**DATA FOR THIS EXERCISE:**
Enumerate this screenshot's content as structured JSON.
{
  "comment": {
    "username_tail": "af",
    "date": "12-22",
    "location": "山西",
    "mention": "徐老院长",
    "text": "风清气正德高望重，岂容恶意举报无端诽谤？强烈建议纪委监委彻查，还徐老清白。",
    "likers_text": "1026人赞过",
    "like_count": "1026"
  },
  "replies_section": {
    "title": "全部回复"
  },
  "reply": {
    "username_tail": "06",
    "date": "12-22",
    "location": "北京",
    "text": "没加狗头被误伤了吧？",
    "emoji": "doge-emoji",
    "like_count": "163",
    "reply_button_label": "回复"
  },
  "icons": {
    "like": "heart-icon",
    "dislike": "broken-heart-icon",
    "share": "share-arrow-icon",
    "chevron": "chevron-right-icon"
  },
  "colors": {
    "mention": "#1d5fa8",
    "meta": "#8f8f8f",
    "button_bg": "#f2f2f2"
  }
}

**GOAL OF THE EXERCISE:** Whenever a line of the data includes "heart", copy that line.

**EXERCISE ANSWER:**
    "like": "heart-icon",
    "dislike": "broken-heart-icon",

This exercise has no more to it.